-- Input data follows --
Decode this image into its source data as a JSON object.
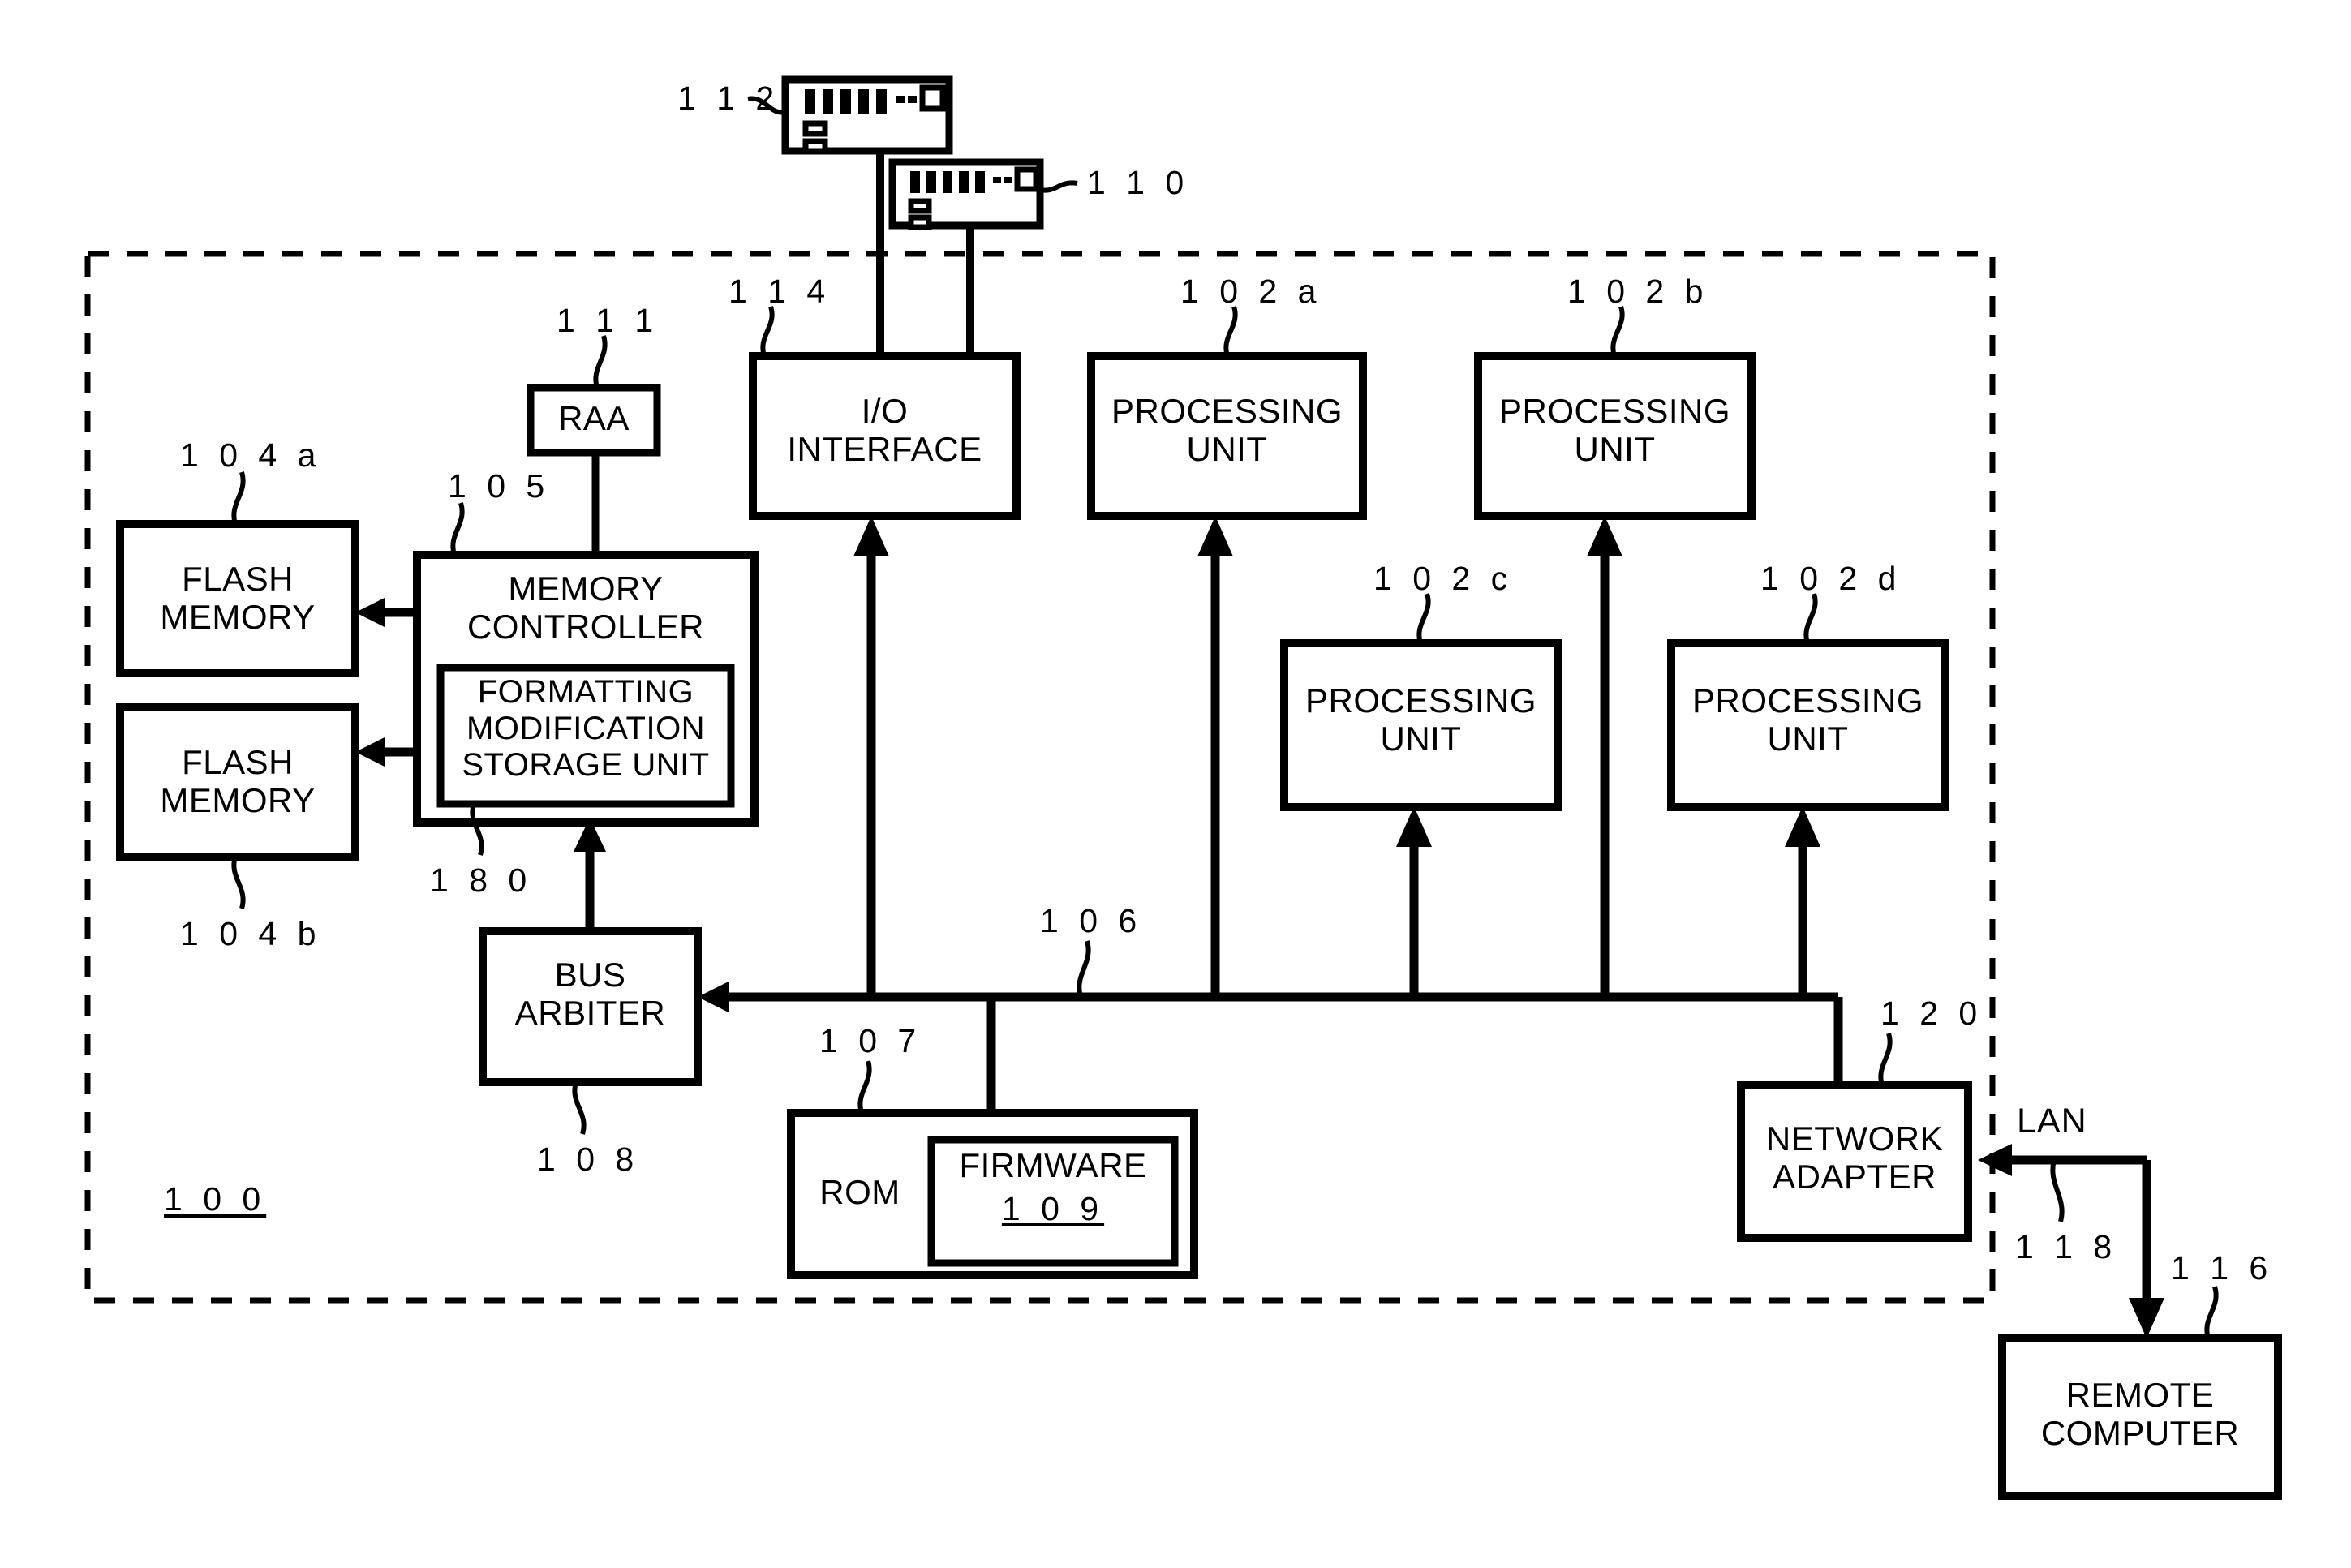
{
  "figure": {
    "kind": "patent-block-diagram",
    "system_ref": "1 0 0",
    "line_color": "#000000",
    "background": "#ffffff"
  },
  "blocks": {
    "flash_memory_a": {
      "label": "FLASH\nMEMORY",
      "ref": "1 0 4 a"
    },
    "flash_memory_b": {
      "label": "FLASH\nMEMORY",
      "ref": "1 0 4 b"
    },
    "memory_controller": {
      "label": "MEMORY\nCONTROLLER",
      "ref": "1 0 5"
    },
    "formatting_storage": {
      "label": "FORMATTING\nMODIFICATION\nSTORAGE UNIT",
      "ref": "1 8 0"
    },
    "raa": {
      "label": "RAA",
      "ref": "1 1 1"
    },
    "bus_arbiter": {
      "label": "BUS\nARBITER",
      "ref": "1 0 8"
    },
    "io_interface": {
      "label": "I/O\nINTERFACE",
      "ref": "1 1 4"
    },
    "processing_unit_a": {
      "label": "PROCESSING\nUNIT",
      "ref": "1 0 2 a"
    },
    "processing_unit_b": {
      "label": "PROCESSING\nUNIT",
      "ref": "1 0 2 b"
    },
    "processing_unit_c": {
      "label": "PROCESSING\nUNIT",
      "ref": "1 0 2 c"
    },
    "processing_unit_d": {
      "label": "PROCESSING\nUNIT",
      "ref": "1 0 2 d"
    },
    "rom": {
      "label": "ROM",
      "ref": "1 0 7"
    },
    "firmware": {
      "label": "FIRMWARE",
      "ref": "1 0 9"
    },
    "network_adapter": {
      "label": "NETWORK\nADAPTER",
      "ref": "1 2 0"
    },
    "remote_computer": {
      "label": "REMOTE\nCOMPUTER",
      "ref": "1 1 6"
    },
    "device_upper": {
      "ref": "1 1 2"
    },
    "device_lower": {
      "ref": "1 1 0"
    }
  },
  "connections": {
    "bus": {
      "ref": "1 0 6"
    },
    "lan": {
      "label": "LAN",
      "ref": "1 1 8"
    }
  }
}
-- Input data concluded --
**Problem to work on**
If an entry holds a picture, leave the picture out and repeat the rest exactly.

**Result**
Decode this image into its source data as a JSON object.
{
  "figure": {
    "kind": "patent-block-diagram",
    "system_ref": "1 0 0",
    "line_color": "#000000",
    "background": "#ffffff"
  },
  "blocks": {
    "flash_memory_a": {
      "label": "FLASH\nMEMORY",
      "ref": "1 0 4 a"
    },
    "flash_memory_b": {
      "label": "FLASH\nMEMORY",
      "ref": "1 0 4 b"
    },
    "memory_controller": {
      "label": "MEMORY\nCONTROLLER",
      "ref": "1 0 5"
    },
    "formatting_storage": {
      "label": "FORMATTING\nMODIFICATION\nSTORAGE UNIT",
      "ref": "1 8 0"
    },
    "raa": {
      "label": "RAA",
      "ref": "1 1 1"
    },
    "bus_arbiter": {
      "label": "BUS\nARBITER",
      "ref": "1 0 8"
    },
    "io_interface": {
      "label": "I/O\nINTERFACE",
      "ref": "1 1 4"
    },
    "processing_unit_a": {
      "label": "PROCESSING\nUNIT",
      "ref": "1 0 2 a"
    },
    "processing_unit_b": {
      "label": "PROCESSING\nUNIT",
      "ref": "1 0 2 b"
    },
    "processing_unit_c": {
      "label": "PROCESSING\nUNIT",
      "ref": "1 0 2 c"
    },
    "processing_unit_d": {
      "label": "PROCESSING\nUNIT",
      "ref": "1 0 2 d"
    },
    "rom": {
      "label": "ROM",
      "ref": "1 0 7"
    },
    "firmware": {
      "label": "FIRMWARE",
      "ref": "1 0 9"
    },
    "network_adapter": {
      "label": "NETWORK\nADAPTER",
      "ref": "1 2 0"
    },
    "remote_computer": {
      "label": "REMOTE\nCOMPUTER",
      "ref": "1 1 6"
    },
    "device_upper": {
      "ref": "1 1 2"
    },
    "device_lower": {
      "ref": "1 1 0"
    }
  },
  "connections": {
    "bus": {
      "ref": "1 0 6"
    },
    "lan": {
      "label": "LAN",
      "ref": "1 1 8"
    }
  }
}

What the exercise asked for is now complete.